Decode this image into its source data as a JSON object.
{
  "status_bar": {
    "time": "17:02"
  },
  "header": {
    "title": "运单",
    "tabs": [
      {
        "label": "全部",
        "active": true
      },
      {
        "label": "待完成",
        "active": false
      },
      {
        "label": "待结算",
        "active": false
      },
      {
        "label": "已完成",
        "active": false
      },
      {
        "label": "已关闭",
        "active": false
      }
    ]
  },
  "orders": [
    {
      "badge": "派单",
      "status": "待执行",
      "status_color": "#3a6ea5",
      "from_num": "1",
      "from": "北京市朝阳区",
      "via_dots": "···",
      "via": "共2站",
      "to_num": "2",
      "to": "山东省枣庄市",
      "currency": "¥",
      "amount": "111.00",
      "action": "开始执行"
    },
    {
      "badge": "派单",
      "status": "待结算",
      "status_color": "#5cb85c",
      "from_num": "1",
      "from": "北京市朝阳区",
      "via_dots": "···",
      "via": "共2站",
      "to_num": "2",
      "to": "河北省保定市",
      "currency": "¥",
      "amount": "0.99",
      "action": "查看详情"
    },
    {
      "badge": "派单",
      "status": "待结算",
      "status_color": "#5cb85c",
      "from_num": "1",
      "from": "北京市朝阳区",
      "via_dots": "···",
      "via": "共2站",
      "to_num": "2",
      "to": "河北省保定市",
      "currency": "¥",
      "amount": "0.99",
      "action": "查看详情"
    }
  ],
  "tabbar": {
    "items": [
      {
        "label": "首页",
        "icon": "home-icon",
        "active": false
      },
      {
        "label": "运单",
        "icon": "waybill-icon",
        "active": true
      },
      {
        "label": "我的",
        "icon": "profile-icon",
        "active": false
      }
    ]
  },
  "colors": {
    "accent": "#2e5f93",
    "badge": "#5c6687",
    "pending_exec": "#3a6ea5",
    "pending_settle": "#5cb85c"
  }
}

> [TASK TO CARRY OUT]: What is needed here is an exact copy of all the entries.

> [RESULT OF THE TASK]:
Decode this image into its source data as a JSON object.
{
  "status_bar": {
    "time": "17:02"
  },
  "header": {
    "title": "运单",
    "tabs": [
      {
        "label": "全部",
        "active": true
      },
      {
        "label": "待完成",
        "active": false
      },
      {
        "label": "待结算",
        "active": false
      },
      {
        "label": "已完成",
        "active": false
      },
      {
        "label": "已关闭",
        "active": false
      }
    ]
  },
  "orders": [
    {
      "badge": "派单",
      "status": "待执行",
      "status_color": "#3a6ea5",
      "from_num": "1",
      "from": "北京市朝阳区",
      "via_dots": "···",
      "via": "共2站",
      "to_num": "2",
      "to": "山东省枣庄市",
      "currency": "¥",
      "amount": "111.00",
      "action": "开始执行"
    },
    {
      "badge": "派单",
      "status": "待结算",
      "status_color": "#5cb85c",
      "from_num": "1",
      "from": "北京市朝阳区",
      "via_dots": "···",
      "via": "共2站",
      "to_num": "2",
      "to": "河北省保定市",
      "currency": "¥",
      "amount": "0.99",
      "action": "查看详情"
    },
    {
      "badge": "派单",
      "status": "待结算",
      "status_color": "#5cb85c",
      "from_num": "1",
      "from": "北京市朝阳区",
      "via_dots": "···",
      "via": "共2站",
      "to_num": "2",
      "to": "河北省保定市",
      "currency": "¥",
      "amount": "0.99",
      "action": "查看详情"
    }
  ],
  "tabbar": {
    "items": [
      {
        "label": "首页",
        "icon": "home-icon",
        "active": false
      },
      {
        "label": "运单",
        "icon": "waybill-icon",
        "active": true
      },
      {
        "label": "我的",
        "icon": "profile-icon",
        "active": false
      }
    ]
  },
  "colors": {
    "accent": "#2e5f93",
    "badge": "#5c6687",
    "pending_exec": "#3a6ea5",
    "pending_settle": "#5cb85c"
  }
}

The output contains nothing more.